Over the summer Meredith McNabb hosted weekly “office hours” for the Lake Institute on Faith & Giving audience. During these calls, topics of conversation centered around different issues of faith and giving each week.
By Emilie Boggis
My family has noticed that I sigh a lot.
Since mid-March, my office is in our home’s main living space. It means that my husband and teenage daughters don’t hesitate to share their observations about my work. (Sometimes even joining in Zoom meeting discussions to offer their opinion.)
“You sigh a lot,” my middle schooler observes while eating lunch.
I counter that I am not sighing. Instead, I am breathing out the tension, loss, and fear inherent in this time. I am also intentionally breathing in courage, possibility, and hope.
That was certainly my experience of Lake Institute on Faith & Giving’s summer office hours: a release of fear; an intake of hope.
When COVID-19 hit the Metro New York area with brutal force, our leaders were placing the finishing touches on our 2020-21 fiscal year budget. We were now afraid for the lives of our families and communities, and we still had the surreal task of budgeting all over again; now for a year unlike any we had ever known.
We named our task force “budgeting in the fog.” Furthermore, we had planned to launch our public capital campaign on the 40+ year dream of a new sanctuary on March 22. Suddenly, everything had a huge question mark on it. What to do? How to proceed?
I arrived at Lake Institute’s office hours holding my breath and praying that they would give us the answers.

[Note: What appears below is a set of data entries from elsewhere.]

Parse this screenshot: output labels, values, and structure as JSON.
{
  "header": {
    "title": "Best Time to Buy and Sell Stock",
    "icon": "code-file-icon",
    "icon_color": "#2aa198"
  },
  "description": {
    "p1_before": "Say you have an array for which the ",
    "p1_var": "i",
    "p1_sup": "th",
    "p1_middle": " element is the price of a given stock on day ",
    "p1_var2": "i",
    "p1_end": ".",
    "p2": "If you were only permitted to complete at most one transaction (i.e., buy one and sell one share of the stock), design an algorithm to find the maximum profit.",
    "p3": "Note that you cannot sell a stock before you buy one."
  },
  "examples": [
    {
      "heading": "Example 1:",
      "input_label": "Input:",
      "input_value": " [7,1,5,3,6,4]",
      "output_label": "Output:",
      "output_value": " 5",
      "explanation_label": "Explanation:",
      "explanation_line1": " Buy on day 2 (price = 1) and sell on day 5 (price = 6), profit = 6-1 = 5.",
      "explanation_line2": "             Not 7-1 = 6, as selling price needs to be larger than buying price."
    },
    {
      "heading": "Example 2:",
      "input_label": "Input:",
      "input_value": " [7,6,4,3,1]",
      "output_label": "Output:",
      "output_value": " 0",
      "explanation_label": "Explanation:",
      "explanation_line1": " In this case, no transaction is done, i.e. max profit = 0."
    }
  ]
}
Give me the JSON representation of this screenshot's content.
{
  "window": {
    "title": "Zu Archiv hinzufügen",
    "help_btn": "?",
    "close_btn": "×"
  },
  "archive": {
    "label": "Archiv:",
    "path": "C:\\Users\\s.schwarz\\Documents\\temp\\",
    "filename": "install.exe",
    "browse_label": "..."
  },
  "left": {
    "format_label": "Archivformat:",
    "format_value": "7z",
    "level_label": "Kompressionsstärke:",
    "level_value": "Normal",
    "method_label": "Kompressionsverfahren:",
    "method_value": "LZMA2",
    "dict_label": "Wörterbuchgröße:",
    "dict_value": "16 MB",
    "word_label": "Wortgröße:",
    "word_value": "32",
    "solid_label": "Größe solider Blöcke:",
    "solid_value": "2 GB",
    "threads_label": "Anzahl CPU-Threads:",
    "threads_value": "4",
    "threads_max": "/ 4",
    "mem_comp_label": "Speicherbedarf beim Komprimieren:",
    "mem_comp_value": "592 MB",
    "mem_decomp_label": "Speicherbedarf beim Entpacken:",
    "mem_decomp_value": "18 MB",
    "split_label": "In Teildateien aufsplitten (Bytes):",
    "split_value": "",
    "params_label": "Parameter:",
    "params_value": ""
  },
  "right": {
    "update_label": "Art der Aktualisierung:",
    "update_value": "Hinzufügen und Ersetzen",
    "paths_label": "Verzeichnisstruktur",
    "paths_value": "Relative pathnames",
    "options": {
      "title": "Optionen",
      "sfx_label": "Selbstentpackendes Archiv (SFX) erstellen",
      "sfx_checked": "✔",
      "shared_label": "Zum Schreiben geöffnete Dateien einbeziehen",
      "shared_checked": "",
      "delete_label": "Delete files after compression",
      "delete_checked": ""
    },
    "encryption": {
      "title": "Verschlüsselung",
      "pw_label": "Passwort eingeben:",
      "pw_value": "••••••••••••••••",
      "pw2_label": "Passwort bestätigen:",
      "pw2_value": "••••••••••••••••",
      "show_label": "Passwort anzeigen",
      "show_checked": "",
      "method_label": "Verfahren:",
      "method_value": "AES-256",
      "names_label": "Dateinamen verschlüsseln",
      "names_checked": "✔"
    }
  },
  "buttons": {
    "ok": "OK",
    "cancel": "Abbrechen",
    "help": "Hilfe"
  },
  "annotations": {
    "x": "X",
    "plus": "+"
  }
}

Each session had topics (virtual giving, leadership transitions, buildings, gratitude, etc.) along with a guide for each topic. That said, neither Meredith McNabb nor the guide were there to give us the answers. Instead, they gathered the community of people “out there doing the work” to garner our collective wisdom and to center us in the practices of faithful philanthropy.
Let me be real. At first, I was disappointed. (I probably did have an exasperated sigh.)
Through the collective voices of my colleagues, however, I began breathing again. It started with one brave voice who shared a personal struggle. How do we ask people to lean into generosity when they are losing jobs, getting sick, risking their lives? Then, other voices joined in. How do we teach a congregation of elders to text to give? How do we ensure staff members’ jobs, even our own, when there’s a budget crisis?
On and on and on. In hearing our own struggles in another’s voice, my sighs turned to intentional breaths of release. Then, we shifted into sharing ideas, experiments, and lessons, transforming our circle into a Zoom Think Tank. I’ll never forget a colleague who went door to door in Chicago placing signs at church members’ homes proclaiming each home a site of their church. (It brought tears to my eyes.) My notes are filled with ideas like this one!
Our conversations altered my stance. My mind was no longer colonized by scarcity: What if we fail? It was now rooted in innovation and possibility. What if we succeed?! And we have! Our congregation has re-centered itself in embodying our theology of abundance.
As we journey through the next seasons of 21st century pandemics, we’ll continue to need one another and these important conversations. When that happens, I hope Lake Institute can also ensure that faith leaders outside of Christianity and leaders of BIPOC faith communities feel invited, and their voices are centered at the table. Not to mention offering opportunities for these leaders to come together to center their particular needs.
I have learned through my own community of communities’ interfaith and antiracism work how critical it is to understand who “we” are, how our needs are aligned, and when we must concentrate on the specific needs of those of us who have been historically and continue to be systemically marginalized and disempowered.
Lake Institute reminded the leaders gathered to breathe, not to sigh. A powerful, life-giving metaphor in this time. Not by offering answers but by gathering the people, by inviting our collective wisdom to illuminate the path on the journey. For that, I give thanks.
Emilie Boggis serves as co-minister at Beacon Unitarian Universalist Congregation in Summit, NJ. Her theology is grounded in the Universalist tradition of abundant and liberating love, anchored by the power of breath, collective sacrifice and salvation, and practiced through daily centering prayer. She lives in Chatham, NJ with her husband and two daughters.